Why I would’ve been in the 90% of those teachers
BY CAROL MARIN email@example.com June 12, 2012 6:54PM
Members of the Chicago Teachers Union cast their ballots during a strike authorization vote at a Chicago high school Wednesday, June 6, 2012. Chicago Teachers Union President Karen Lewis says union members don't want to disrupt the start of the next school year with a strike, but she says they feel voting to authorize one is needed to negotiate a better contract. (AP Photo/M. Spencer Green)
Updated: July 14, 2012 6:02AM
If I had been a Chicago public school teacher last week, I would have done as 90 percent of them did — and voted “yes” for a strike authorization.
Teachers in this town have been demonized, demoralized, and disrespected. No profession is beyond criticism and no public school system is without significant problems. But taking a sledgehammer approach to CPS teachers and their union has backfired on the Emanuel administration and his schools CEO, Jean-Claude Brizard.
And all the radio ads and robo calls funded by out of town, union-busting billionaires doesn’t alter that fact.
And let’s be clear. That strike authorization vote is in no way a statement that Chicago teachers want a strike. They do not. It would be horrible.
I know a little bit about this. Though it was long ago, I remember my first — and only — teacher strike. I was fresh out of the University of Illinois, buried in college loans, and grateful beyond words to have landed a job teaching English at what was then Dundee High School in suburban Carpentersville.
Joy turned to panic when the first words I heard at my very first teachers meeting were, “We’re on strike!”
I hadn’t even voted on that strike. I was too new.
Beside me that day was a veteran, superb teacher named Kay Burmeister, who on the phone just yesterday, still chokes up as she remembers. “It was a tremendously difficult vote . . . painful in a million ways . . . My [young son] Mark was about to start kindergarten. You want to throw up,” she said.
But the issues in that strike were about class size, not just compensation. And in six days teachers and the school district worked out a deal each could support.
On Tuesday, I also called the best CPS teacher I have ever known. Arlene Brennan was our son Joshua’s first-grade teacher at the Ogden Elementary School. “Teachers want to teach,” she told me, “but class size is critical. In my last year of teaching, I had a class of 35, 12 of whom were special needs . . . and I was at a good school.”
Brennan retired from CPS in 2007,
maddened that she was required to “teach to the test” to amp up performance scores, not teach children in creative ways that
are not necessarily data driven. She now works with Northwestern and Columbia College mentoring and evaluating student teachers.
“I would have authorized a strike vote,” she said. “It seems to be the only way to have a conversation” with the administration.

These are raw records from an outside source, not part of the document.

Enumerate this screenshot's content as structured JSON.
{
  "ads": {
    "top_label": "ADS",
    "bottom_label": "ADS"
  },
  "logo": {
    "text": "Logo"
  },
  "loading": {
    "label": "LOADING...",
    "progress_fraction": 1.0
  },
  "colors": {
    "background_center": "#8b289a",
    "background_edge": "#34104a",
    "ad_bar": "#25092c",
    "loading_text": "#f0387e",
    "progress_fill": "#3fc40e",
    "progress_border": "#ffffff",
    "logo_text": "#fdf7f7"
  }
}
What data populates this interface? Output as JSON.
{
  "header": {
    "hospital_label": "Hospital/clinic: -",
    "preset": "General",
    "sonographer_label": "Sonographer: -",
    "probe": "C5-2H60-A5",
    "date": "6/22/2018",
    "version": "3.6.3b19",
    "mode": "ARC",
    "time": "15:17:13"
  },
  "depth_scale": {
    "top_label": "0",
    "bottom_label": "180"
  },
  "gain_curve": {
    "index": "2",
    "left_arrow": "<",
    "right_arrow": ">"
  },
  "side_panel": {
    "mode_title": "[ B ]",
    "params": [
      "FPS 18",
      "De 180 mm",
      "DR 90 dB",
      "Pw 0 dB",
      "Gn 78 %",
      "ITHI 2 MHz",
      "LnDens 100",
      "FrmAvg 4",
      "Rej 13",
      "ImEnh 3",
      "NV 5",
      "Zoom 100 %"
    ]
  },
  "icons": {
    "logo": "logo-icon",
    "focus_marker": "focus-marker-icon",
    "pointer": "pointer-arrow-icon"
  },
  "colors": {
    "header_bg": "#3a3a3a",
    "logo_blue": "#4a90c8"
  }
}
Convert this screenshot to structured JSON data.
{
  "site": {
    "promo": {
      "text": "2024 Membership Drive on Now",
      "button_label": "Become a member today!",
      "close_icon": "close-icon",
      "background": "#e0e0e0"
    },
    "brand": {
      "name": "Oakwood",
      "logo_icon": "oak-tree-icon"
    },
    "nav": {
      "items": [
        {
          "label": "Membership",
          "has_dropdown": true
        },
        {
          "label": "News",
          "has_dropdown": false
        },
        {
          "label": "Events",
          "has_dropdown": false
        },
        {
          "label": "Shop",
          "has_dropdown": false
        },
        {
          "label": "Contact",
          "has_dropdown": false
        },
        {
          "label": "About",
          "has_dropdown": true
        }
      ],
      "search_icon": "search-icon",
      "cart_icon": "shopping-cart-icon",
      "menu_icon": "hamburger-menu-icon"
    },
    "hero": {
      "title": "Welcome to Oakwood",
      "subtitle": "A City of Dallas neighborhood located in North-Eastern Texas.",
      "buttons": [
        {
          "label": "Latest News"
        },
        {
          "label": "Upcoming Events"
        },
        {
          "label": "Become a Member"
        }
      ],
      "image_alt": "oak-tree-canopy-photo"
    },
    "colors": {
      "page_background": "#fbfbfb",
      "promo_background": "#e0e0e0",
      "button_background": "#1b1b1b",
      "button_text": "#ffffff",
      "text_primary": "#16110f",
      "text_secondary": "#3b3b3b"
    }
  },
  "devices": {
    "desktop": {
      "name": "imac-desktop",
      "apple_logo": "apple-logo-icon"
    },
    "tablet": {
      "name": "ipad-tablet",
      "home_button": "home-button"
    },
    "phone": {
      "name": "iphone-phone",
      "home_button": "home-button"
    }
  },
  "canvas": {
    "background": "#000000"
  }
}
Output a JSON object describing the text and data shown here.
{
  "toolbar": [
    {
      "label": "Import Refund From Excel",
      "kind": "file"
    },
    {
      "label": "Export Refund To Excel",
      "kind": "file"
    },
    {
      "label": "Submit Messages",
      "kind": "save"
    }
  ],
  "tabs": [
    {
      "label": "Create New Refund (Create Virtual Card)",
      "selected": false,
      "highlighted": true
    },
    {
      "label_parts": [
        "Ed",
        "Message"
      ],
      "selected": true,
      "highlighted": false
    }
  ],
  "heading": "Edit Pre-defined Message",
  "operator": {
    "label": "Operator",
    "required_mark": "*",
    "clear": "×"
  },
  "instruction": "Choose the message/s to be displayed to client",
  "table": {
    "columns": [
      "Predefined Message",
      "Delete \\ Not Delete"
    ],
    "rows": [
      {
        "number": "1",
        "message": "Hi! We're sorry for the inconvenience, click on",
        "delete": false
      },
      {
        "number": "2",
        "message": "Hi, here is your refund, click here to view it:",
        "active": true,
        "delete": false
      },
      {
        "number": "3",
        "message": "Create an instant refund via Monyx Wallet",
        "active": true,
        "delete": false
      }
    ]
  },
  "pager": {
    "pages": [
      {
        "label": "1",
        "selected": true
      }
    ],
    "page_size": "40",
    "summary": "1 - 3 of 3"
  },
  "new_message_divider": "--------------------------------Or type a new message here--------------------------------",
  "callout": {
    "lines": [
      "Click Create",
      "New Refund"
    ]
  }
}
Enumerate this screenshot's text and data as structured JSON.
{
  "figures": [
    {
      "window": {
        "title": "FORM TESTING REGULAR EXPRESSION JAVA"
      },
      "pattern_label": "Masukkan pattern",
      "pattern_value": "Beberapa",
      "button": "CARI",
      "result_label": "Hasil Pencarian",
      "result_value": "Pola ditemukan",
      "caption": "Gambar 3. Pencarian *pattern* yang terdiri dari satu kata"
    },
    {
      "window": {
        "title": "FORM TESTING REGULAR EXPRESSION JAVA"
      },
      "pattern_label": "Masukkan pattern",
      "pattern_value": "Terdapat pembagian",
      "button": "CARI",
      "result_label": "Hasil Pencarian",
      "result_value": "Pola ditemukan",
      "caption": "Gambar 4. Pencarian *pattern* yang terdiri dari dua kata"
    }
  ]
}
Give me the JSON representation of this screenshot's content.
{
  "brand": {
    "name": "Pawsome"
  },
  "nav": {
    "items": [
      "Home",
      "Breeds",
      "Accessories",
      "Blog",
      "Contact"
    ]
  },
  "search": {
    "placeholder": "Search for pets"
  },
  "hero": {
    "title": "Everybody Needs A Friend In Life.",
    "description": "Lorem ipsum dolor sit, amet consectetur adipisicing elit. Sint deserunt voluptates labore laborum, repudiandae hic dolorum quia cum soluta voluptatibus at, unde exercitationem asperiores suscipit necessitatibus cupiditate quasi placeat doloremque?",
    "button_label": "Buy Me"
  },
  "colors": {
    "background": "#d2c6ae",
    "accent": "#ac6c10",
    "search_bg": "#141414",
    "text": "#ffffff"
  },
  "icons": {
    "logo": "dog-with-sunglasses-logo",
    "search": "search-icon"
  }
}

In a city where we don’t have a handle on the intractable violence that plagues neighborhoods and seeps into many of our schools, teachers are often on the front line of kindness and caring in a really harsh world.
We used to treat their profession with respect.
They know that.
And said so in their vote.